Peter Thiel and Donald Trump agree on one big thing: They both want to make America great again. When it comes to the details of just how to do that, well, they might have some different ideas, judging from Thiel's short, vigorous speech at the Republican National Convention in Cleveland on Thursday night.

As previewed, Thiel cast Hillary Clinton as a warmonger and praised Trump as a better steward of the economy. "She pushed for a war in Libya and now it's a training ground for ISIS," the billionaire venture capitalist said, calling war the "most important issue." He added, "It's time to end the era of stupid wars and rebuild our country."

He also made good on his plans to challenge Republicans to accept gays and stop putting so much energy into culture war issues. "Of course, every American has a unique identity. I'm proud to be gay," he said, drawing a perhaps surprising ovation. "Now we're told the great debate is about who gets to use which bathroom. This is a distraction from our real problems."

But the real meat of Thiel's speech was his riff on a subject that hasn't gotten much airtime at the nominating convention: government spending on technology and infrastructure. Thiel, whose Founders Fund invests in futuristic technologies like artificial intelligence and space travel, thinks there needs to be a lot more of it.

"Our nuclear bases still use floppy disk. Our newest fighter jets can't even fly in the rain," he said. "And it would be kind to say government software works poorly because much of the time doesn't work at all. This is a staggering decline for the country that completed the Manhattan Project. We don't accept such incompetence in Silicon Valley."

Trump has talked plenty about building up the military, modernizing America's nuclear arsenal and investing in infrastructure. But the only "Manhattan Projects" he's known for are his many construction sites in New York, and he sees frontiers as something to be closed, not opened.

"Instead of going to Mars, we invaded the Middle East," Thiel quipped, but when Trump was asked about NASA's plans for a manned moon mission, he pointedly said he doesn't believe in spending money that way while national infrastructure remains in need of upgrading.

Weirdly, Thiel himself has said, as recently as 2014, that he sees the burden of technological innovation falling on private industry, not government. With Congress made up of "people basically stuck in the Middle Ages," getting government to invest in science is "politically impossible in our system."

A construction mogul, Trump has no trouble seeing the need to repave roads and rebuild bridges. It's unclear just where Thiel got that notion that Trump will broadly increase the pace of innovation in America.

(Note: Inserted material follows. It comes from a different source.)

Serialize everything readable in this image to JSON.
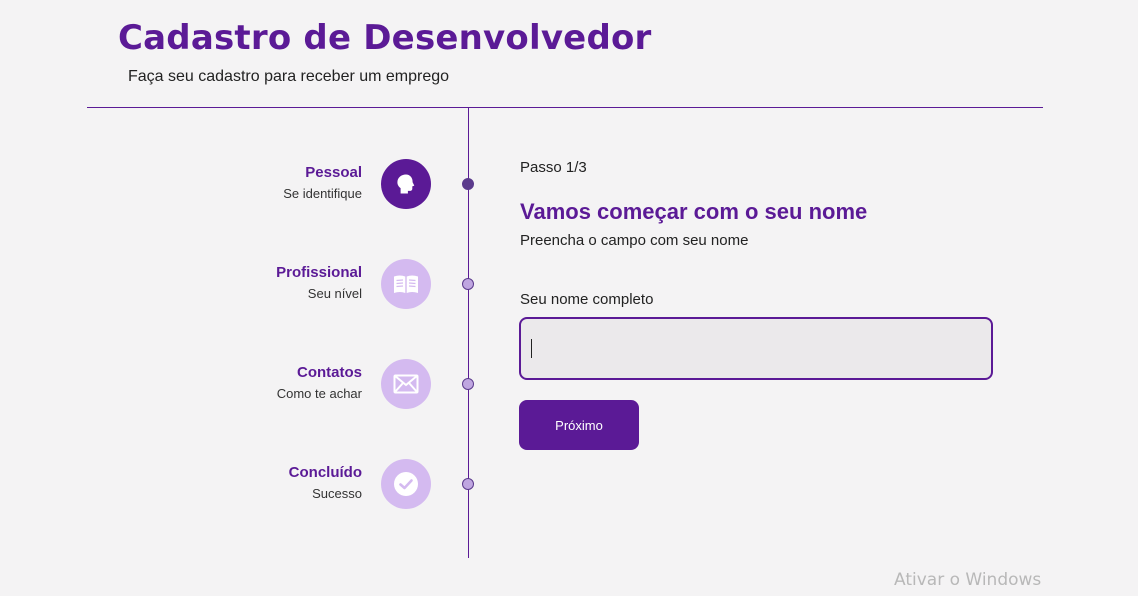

Of course, there's always a chance he has other reasons for supporting Trump, but perhaps it's understandable he wouldn't want to bring up in a convention speech.